In the past the governor’s proposals have changed when Democrats controlled both the Senate and House, and last year part of the Circuit Breaker, which helps low-income home owners pay their property taxes, was reinstated, after being striped by the previous Republican-controlled State House. Now the Republicans are in charge of the Senate.
Middle-class workeres will pay more taxes, as a percentage of their income, than Maine's 1 percent top earners under LePages tax shift. Those making over $50 thousand will pay a higher tax rate than those making over $175,000. Photo by Ramona du Houx
The budget goes first to the Appropriations Committee to be worked on by lawmakers and adjusted. “Our committee will be poring over the details of the budget, with a focus on protecting Maine families, seniors, and our schools,” said Rep. Peggy Rotundo, the House chair of Appropriations. “I’m optimistic Republicans and Democrats can work together to craft a fiscally responsible budget. I do have concerns, as I look at the budget, particularly the cut to the Drugs for the Elderly program, which helps so many seniors across the state afford their medicine.”
LePage proposes to cut the Low-Cost Drugs for the Elderly Program by more than $1.2 million over two years.
Some of the other items in the proposed two-year budget that stand out:
The budget would reduce state funding for teacher retirement costs by about $35 million in fiscal year 2016 and $31 million in fiscal year 2017. Continuing LePage’s efforts to shift a percentage of retirement costs to municipalities. Up until his biennial budget two years ago, which shifted 5 percent of those costs to towns and cities, the state was paying teacher retirement costs 100 percent.
The state never reached the voter-mandated goal of paying for 55 percent for local education. Education funding was cut during the last four years. Now LePage proposes flat funding for education. He is also trying to introduce a process where schools will have to apply for competitive grants to help school districts consolidate their administrations.
The governor proposes allocating $1 million in each of the next two years to fund legal challenges by the his executive branch, when the attorney general declines to represent the state.
Health and Human services:

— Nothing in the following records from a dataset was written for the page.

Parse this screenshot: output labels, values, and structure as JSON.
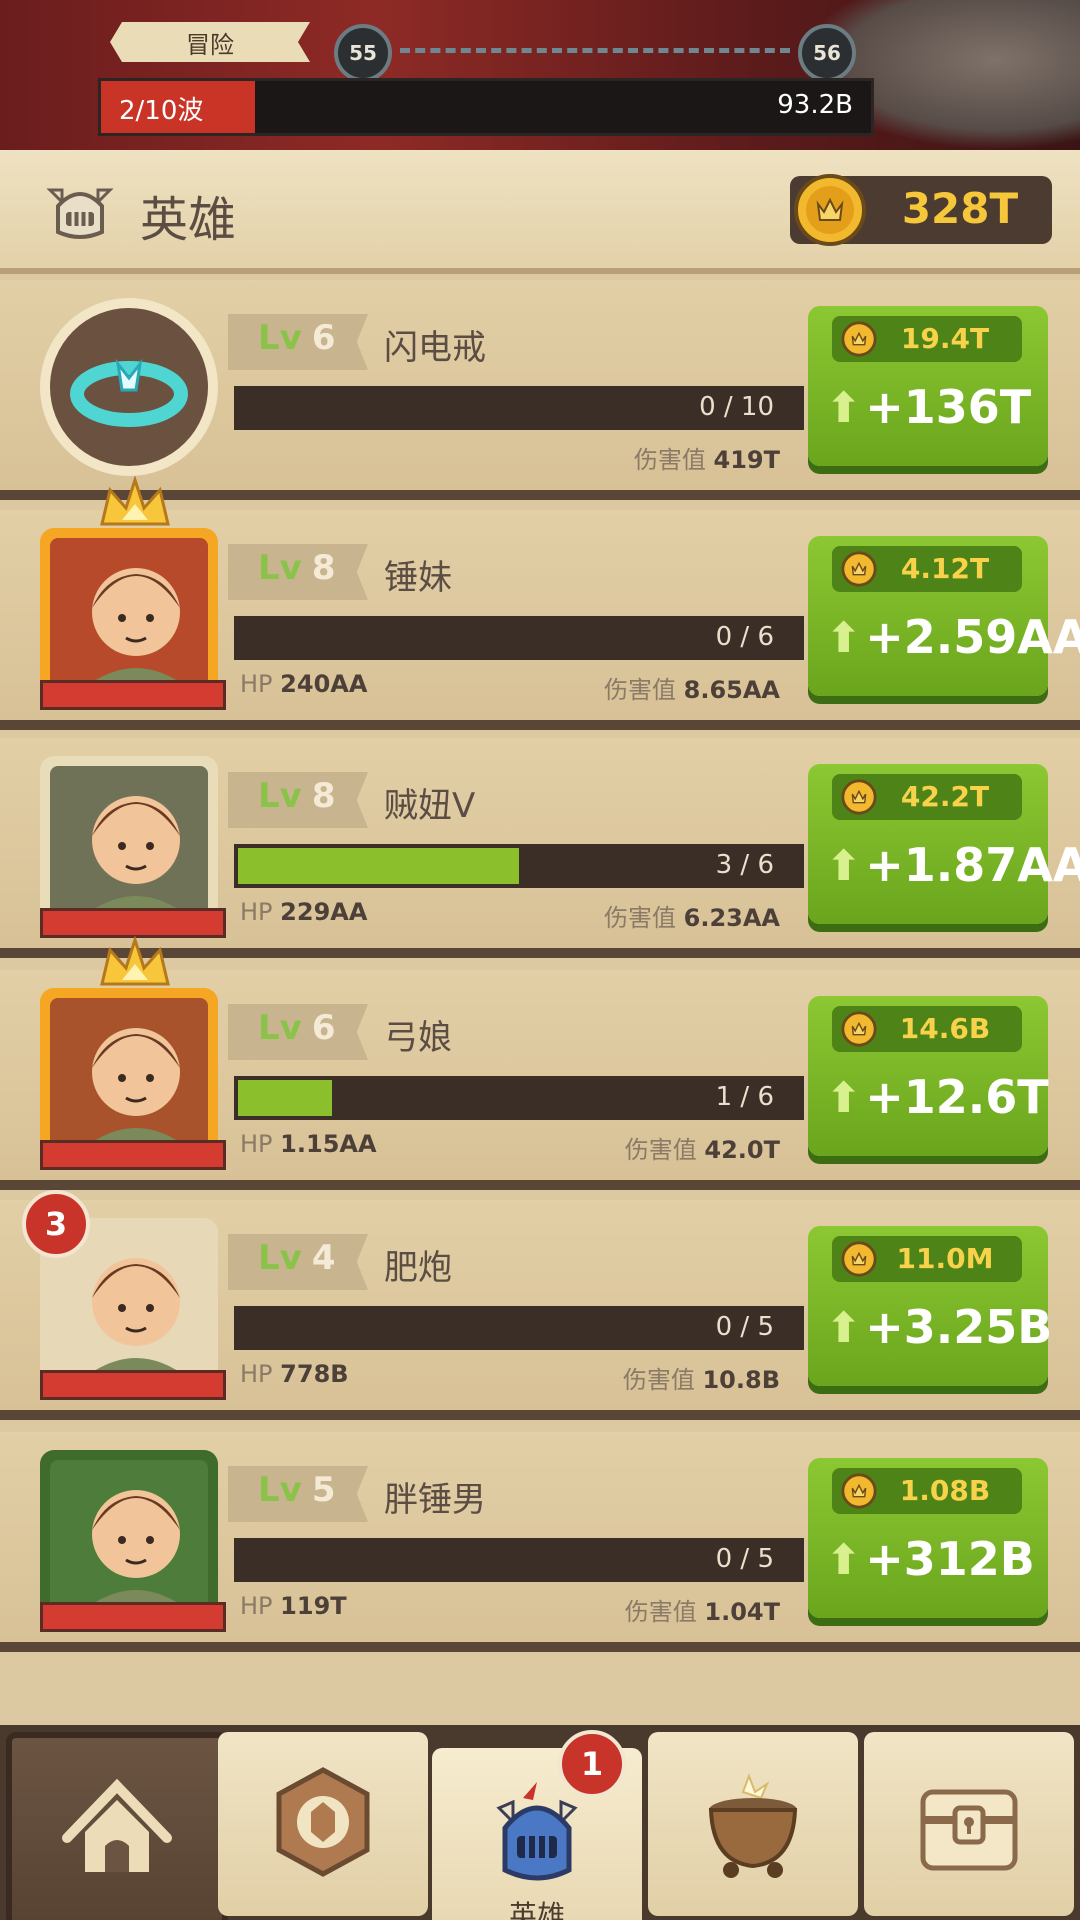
{
  "battle": {
    "stage_label": "冒险",
    "current_stage": "55",
    "next_stage": "56",
    "wave_label": "2/10波",
    "wave_progress": 0.2,
    "boss_hp": "93.2B"
  },
  "header": {
    "title": "英雄",
    "gold": "328T"
  },
  "items": [
    {
      "kind": "artifact",
      "lv_prefix": "Lv",
      "level": "6",
      "name": "闪电戒",
      "progress_text": "0 / 10",
      "progress": 0.0,
      "hp_label": "",
      "hp": "",
      "dmg_label": "伤害值",
      "dmg": "419T",
      "cost": "19.4T",
      "gain": "+136T"
    },
    {
      "kind": "hero",
      "lv_prefix": "Lv",
      "level": "8",
      "name": "锤妹",
      "progress_text": "0 / 6",
      "progress": 0.0,
      "hp_label": "HP",
      "hp": "240AA",
      "dmg_label": "伤害值",
      "dmg": "8.65AA",
      "cost": "4.12T",
      "gain": "+2.59AA",
      "crown": true
    },
    {
      "kind": "hero",
      "lv_prefix": "Lv",
      "level": "8",
      "name": "贼妞V",
      "progress_text": "3 / 6",
      "progress": 0.5,
      "hp_label": "HP",
      "hp": "229AA",
      "dmg_label": "伤害值",
      "dmg": "6.23AA",
      "cost": "42.2T",
      "gain": "+1.87AA"
    },
    {
      "kind": "hero",
      "lv_prefix": "Lv",
      "level": "6",
      "name": "弓娘",
      "progress_text": "1 / 6",
      "progress": 0.1667,
      "hp_label": "HP",
      "hp": "1.15AA",
      "dmg_label": "伤害值",
      "dmg": "42.0T",
      "cost": "14.6B",
      "gain": "+12.6T",
      "crown": true
    },
    {
      "kind": "hero",
      "lv_prefix": "Lv",
      "level": "4",
      "name": "肥炮",
      "progress_text": "0 / 5",
      "progress": 0.0,
      "hp_label": "HP",
      "hp": "778B",
      "dmg_label": "伤害值",
      "dmg": "10.8B",
      "cost": "11.0M",
      "gain": "+3.25B",
      "badge": "3"
    },
    {
      "kind": "hero",
      "lv_prefix": "Lv",
      "level": "5",
      "name": "胖锤男",
      "progress_text": "0 / 5",
      "progress": 0.0,
      "hp_label": "HP",
      "hp": "119T",
      "dmg_label": "伤害值",
      "dmg": "1.04T",
      "cost": "1.08B",
      "gain": "+312B"
    }
  ],
  "nav": {
    "tabs": [
      {
        "icon": "camp-icon",
        "label": ""
      },
      {
        "icon": "skill-icon",
        "label": ""
      },
      {
        "icon": "helmet-icon",
        "label": "英雄",
        "badge": "1"
      },
      {
        "icon": "cauldron-icon",
        "label": ""
      },
      {
        "icon": "chest-icon",
        "label": ""
      }
    ]
  },
  "colors": {
    "accent_green": "#8cc832",
    "gold": "#f6c73a",
    "hp_red": "#d43c31"
  }
}
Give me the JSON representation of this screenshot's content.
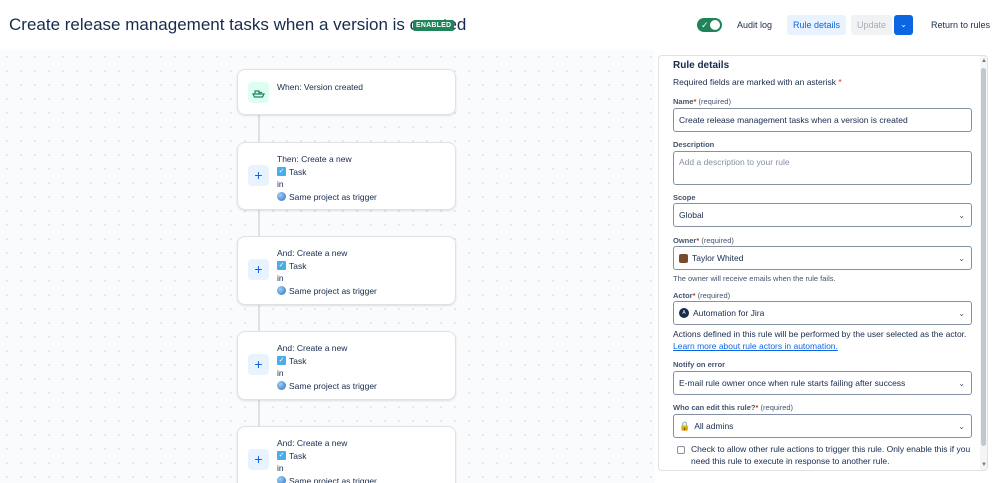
{
  "header": {
    "title": "Create release management tasks when a version is created",
    "badge": "ENABLED",
    "toggle_on": true,
    "audit_log": "Audit log",
    "rule_details": "Rule details",
    "update": "Update",
    "return": "Return to rules"
  },
  "flow": {
    "trigger": "When: Version created",
    "actions": [
      {
        "heading": "Then: Create a new",
        "issue_type": "Task",
        "in": "in",
        "project": "Same project as trigger"
      },
      {
        "heading": "And: Create a new",
        "issue_type": "Task",
        "in": "in",
        "project": "Same project as trigger"
      },
      {
        "heading": "And: Create a new",
        "issue_type": "Task",
        "in": "in",
        "project": "Same project as trigger"
      },
      {
        "heading": "And: Create a new",
        "issue_type": "Task",
        "in": "in",
        "project": "Same project as trigger"
      }
    ]
  },
  "panel": {
    "heading": "Rule details",
    "required_note": "Required fields are marked with an asterisk",
    "name": {
      "label": "Name",
      "opt": "(required)",
      "value": "Create release management tasks when a version is created"
    },
    "description": {
      "label": "Description",
      "placeholder": "Add a description to your rule"
    },
    "scope": {
      "label": "Scope",
      "value": "Global"
    },
    "owner": {
      "label": "Owner",
      "opt": "(required)",
      "value": "Taylor Whited",
      "help": "The owner will receive emails when the rule fails."
    },
    "actor": {
      "label": "Actor",
      "opt": "(required)",
      "value": "Automation for Jira",
      "help": "Actions defined in this rule will be performed by the user selected as the actor.",
      "link": "Learn more about rule actors in automation."
    },
    "notify": {
      "label": "Notify on error",
      "value": "E-mail rule owner once when rule starts failing after success"
    },
    "editors": {
      "label": "Who can edit this rule?",
      "opt": "(required)",
      "value": "All admins"
    },
    "allow_trigger": "Check to allow other rule actions to trigger this rule. Only enable this if you need this rule to execute in response to another rule."
  },
  "colors": {
    "accent": "#0c66e4",
    "enabled": "#1f845a"
  }
}
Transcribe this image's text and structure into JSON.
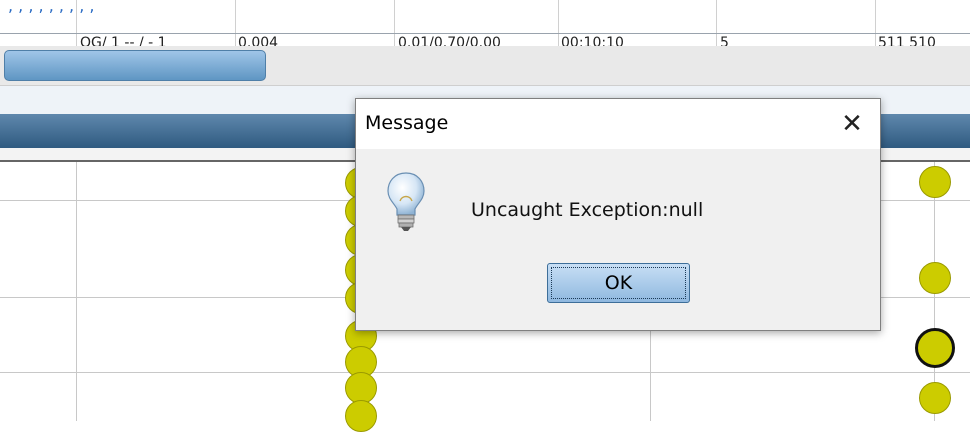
{
  "table": {
    "top_row_text": ", , , , , , , , ,",
    "row_cells": [
      "",
      "OG/ 1 -- / - 1",
      "0.004",
      "0.01/0.70/0.00",
      "00:10:10",
      "5",
      "511 510"
    ]
  },
  "dialog": {
    "title": "Message",
    "close_glyph": "✕",
    "message": "Uncaught Exception:null",
    "ok_label": "OK",
    "icon": "lightbulb-info-icon"
  },
  "plot": {
    "dot_color": "#cccc00"
  },
  "colors": {
    "header_dark": "#2f5a80",
    "scroll_thumb": "#5f96c3",
    "link_blue": "#2b6cc4"
  }
}
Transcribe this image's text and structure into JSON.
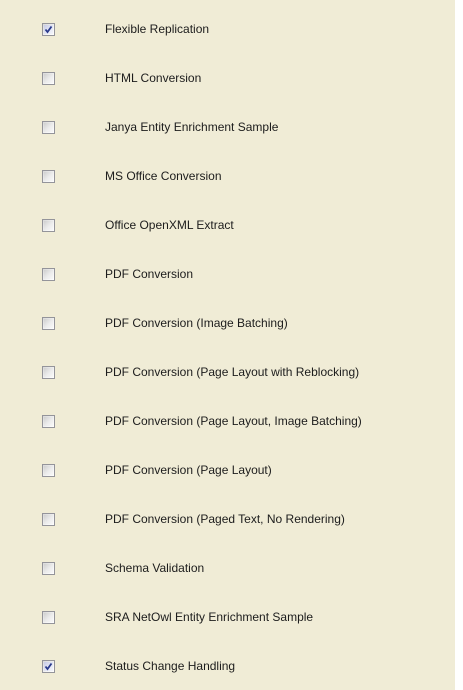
{
  "options": [
    {
      "label": "Flexible Replication",
      "checked": true
    },
    {
      "label": "HTML Conversion",
      "checked": false
    },
    {
      "label": "Janya Entity Enrichment Sample",
      "checked": false
    },
    {
      "label": "MS Office Conversion",
      "checked": false
    },
    {
      "label": "Office OpenXML Extract",
      "checked": false
    },
    {
      "label": "PDF Conversion",
      "checked": false
    },
    {
      "label": "PDF Conversion (Image Batching)",
      "checked": false
    },
    {
      "label": "PDF Conversion (Page Layout with Reblocking)",
      "checked": false
    },
    {
      "label": "PDF Conversion (Page Layout, Image Batching)",
      "checked": false
    },
    {
      "label": "PDF Conversion (Page Layout)",
      "checked": false
    },
    {
      "label": "PDF Conversion (Paged Text, No Rendering)",
      "checked": false
    },
    {
      "label": "Schema Validation",
      "checked": false
    },
    {
      "label": "SRA NetOwl Entity Enrichment Sample",
      "checked": false
    },
    {
      "label": "Status Change Handling",
      "checked": true
    }
  ],
  "colors": {
    "panel_background": "#f0ecd6",
    "checkmark": "#2a3a8c",
    "checkbox_border": "#94949a",
    "label_text": "#1c1c1c"
  },
  "icons": {
    "checked": "checkmark-icon"
  }
}
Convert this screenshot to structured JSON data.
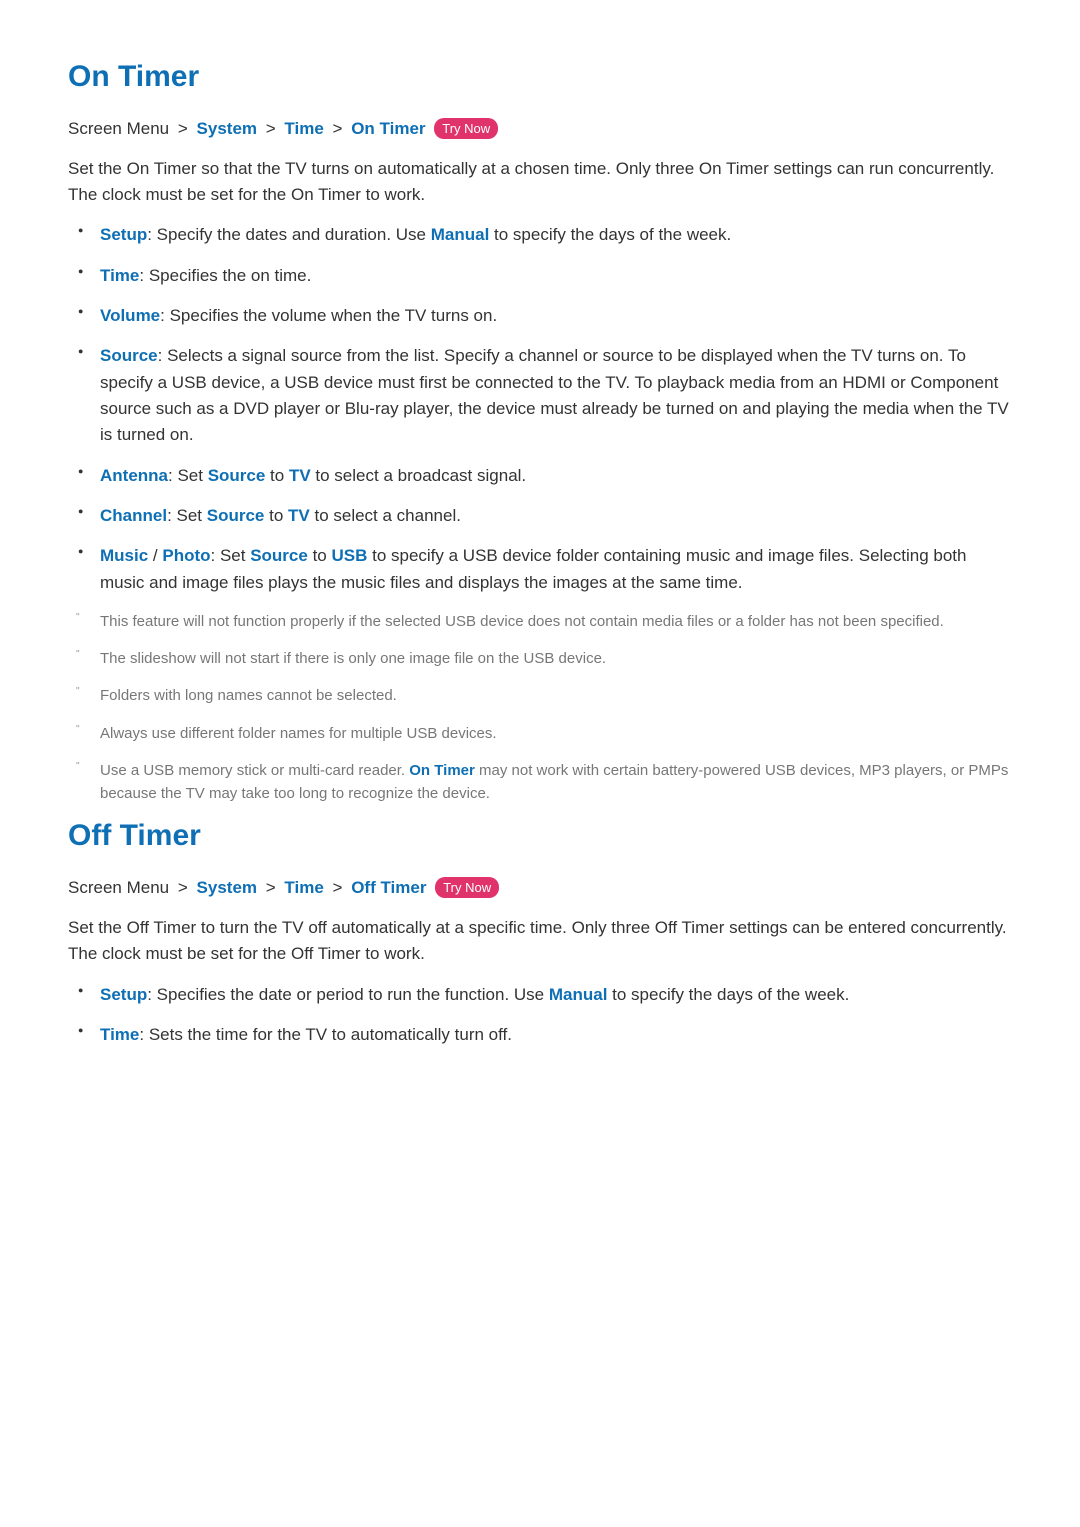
{
  "onTimer": {
    "title": "On Timer",
    "breadcrumb": {
      "label": "Screen Menu",
      "sep": ">",
      "p1": "System",
      "p2": "Time",
      "p3": "On Timer",
      "tryNow": "Try Now"
    },
    "intro": "Set the On Timer so that the TV turns on automatically at a chosen time. Only three On Timer settings can run concurrently. The clock must be set for the On Timer to work.",
    "items": {
      "setup": {
        "term": "Setup",
        "pre": ": Specify the dates and duration. Use ",
        "manual": "Manual",
        "post": " to specify the days of the week."
      },
      "time": {
        "term": "Time",
        "text": ": Specifies the on time."
      },
      "volume": {
        "term": "Volume",
        "text": ": Specifies the volume when the TV turns on."
      },
      "source": {
        "term": "Source",
        "text": ": Selects a signal source from the list. Specify a channel or source to be displayed when the TV turns on. To specify a USB device, a USB device must first be connected to the TV. To playback media from an HDMI or Component source such as a DVD player or Blu-ray player, the device must already be turned on and playing the media when the TV is turned on."
      },
      "antenna": {
        "term": "Antenna",
        "pre": ": Set ",
        "src": "Source",
        "mid": " to ",
        "tv": "TV",
        "post": " to select a broadcast signal."
      },
      "channel": {
        "term": "Channel",
        "pre": ": Set ",
        "src": "Source",
        "mid": " to ",
        "tv": "TV",
        "post": " to select a channel."
      },
      "music": {
        "term": "Music",
        "slash": " / ",
        "term2": "Photo",
        "pre": ": Set ",
        "src": "Source",
        "mid": " to ",
        "usb": "USB",
        "post": " to specify a USB device folder containing music and image files. Selecting both music and image files plays the music files and displays the images at the same time."
      }
    },
    "notes": {
      "n1": "This feature will not function properly if the selected USB device does not contain media files or a folder has not been specified.",
      "n2": "The slideshow will not start if there is only one image file on the USB device.",
      "n3": "Folders with long names cannot be selected.",
      "n4": "Always use different folder names for multiple USB devices.",
      "n5": {
        "pre": "Use a USB memory stick or multi-card reader. ",
        "strong": "On Timer",
        "post": " may not work with certain battery-powered USB devices, MP3 players, or PMPs because the TV may take too long to recognize the device."
      }
    }
  },
  "offTimer": {
    "title": "Off Timer",
    "breadcrumb": {
      "label": "Screen Menu",
      "sep": ">",
      "p1": "System",
      "p2": "Time",
      "p3": "Off Timer",
      "tryNow": "Try Now"
    },
    "intro": "Set the Off Timer to turn the TV off automatically at a specific time. Only three Off Timer settings can be entered concurrently. The clock must be set for the Off Timer to work.",
    "items": {
      "setup": {
        "term": "Setup",
        "pre": ": Specifies the date or period to run the function. Use ",
        "manual": "Manual",
        "post": " to specify the days of the week."
      },
      "time": {
        "term": "Time",
        "text": ": Sets the time for the TV to automatically turn off."
      }
    }
  }
}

There is increased funding proposed for Riverview Psychiatric Center in Augusta, which has lost its certification from the U.S. Centers for Medicaid and Medicare Services, when the LePage administration failed to meet federal standards. The facility is now scheduled to loose $20 million annually in federal funding.